Most OBD devices have an IP41 rating, which is sufficient for most personal and business uses. For greater resistance against moisture and dirt, look for an OBD tracker with an IP67 rating. This could be necessary at a quarry or mine where dust is constantly present.
Most OBD devices come with a power supply and backup battery, but generally, the tracker will draw power from the vehicle whenever the ignition is on. As a result, they can often be used for long periods of time and battery capacity isn’t an issue. However, the device will continue to draw some power even when the ignition is off, so keep this in mind for vehicles that might sit idle for weeks or months at a time.
Drawbacks of using an OBD tracker
Despite the many advantages of using an OBD tracker, there are still a few drawbacks to consider. Be sure to keep these potential problems in mind when choosing a GPS tracking device.
Easy to steal/uninstall
Unfortunately, one of the top benefits of an OBD tracker—easy installation—is also a disadvantage. Since the device is often out in the open, it’s easy for someone to simply remove it if they don’t want to be tracked. Moreover, a person may even accidentally disturb the tracker if it’s in an area where it can be easily bumped.

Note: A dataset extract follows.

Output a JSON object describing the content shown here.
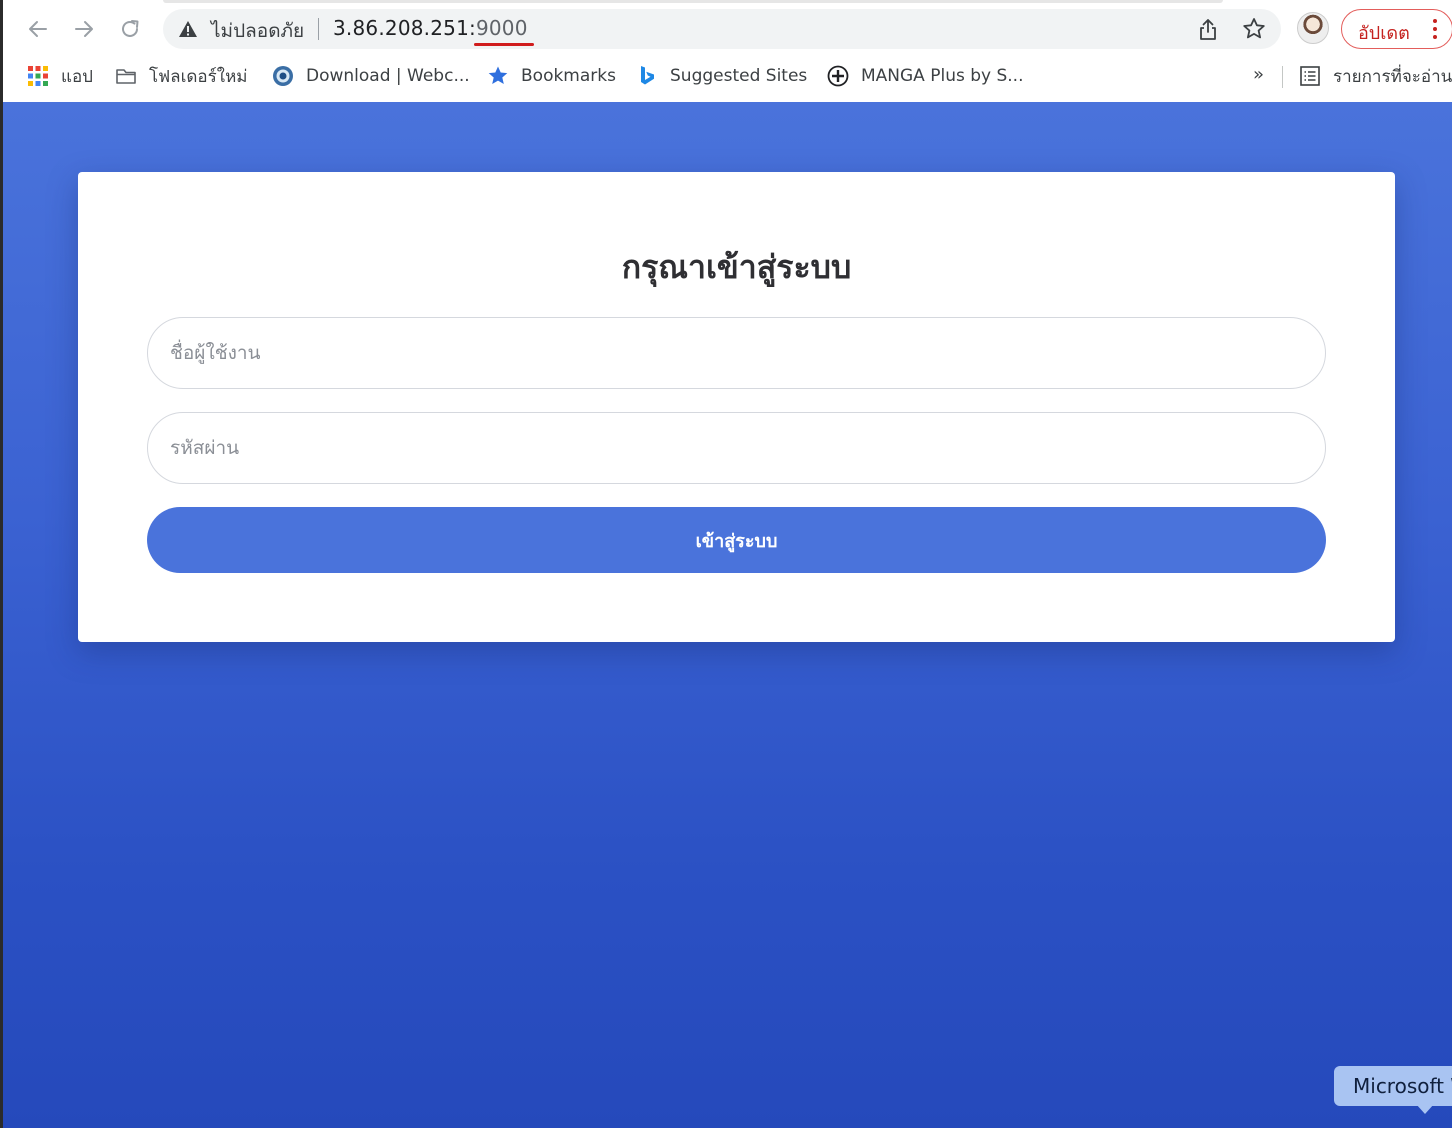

To prevent intentional or unintentional device removal, the OBD tracker can be sealed away or stowed out of sight with the help of an extension cable. Furthermore, many OBD2 devices have removal alerts, so if someone does unplug it, an alert will be sent to the platform.
Drains car battery
Since OBDII tracking devices draw power from the vehicle, they also take it from the battery. Naturally, many are concerned about the tracker draining the battery but typically this isn’t the case in the short-term since most devices go into low-power Sleep Mode when the ignition is off. However, if vehicle battery life is a concern, you can check the device’s specifications to learn about its power consumption.
In recent years, several companies have been found to have OBDII trackers that are vulnerable to external attacks. Under certain conditions, a hacker could potentially access a car’s computer and tell it to brake or accelerate independent of your command. Primarily, this is the result of poor system administration, including unencrypted networks.
What is certification and what does it entail?
GPS tracker certification documents describe which carriers a device can operate with. They also show that a device is compliant with various health and safety review organizations. Different countries and regions have different laws regarding compliance, so it’s important that the OBD tracker you choose is certified where you live. You can check with the manufacturer for a device’s complete certification.
Navixy-supported OBD trackers
Learn more about our supported OBD trackers by visiting our dedicated OBD device page.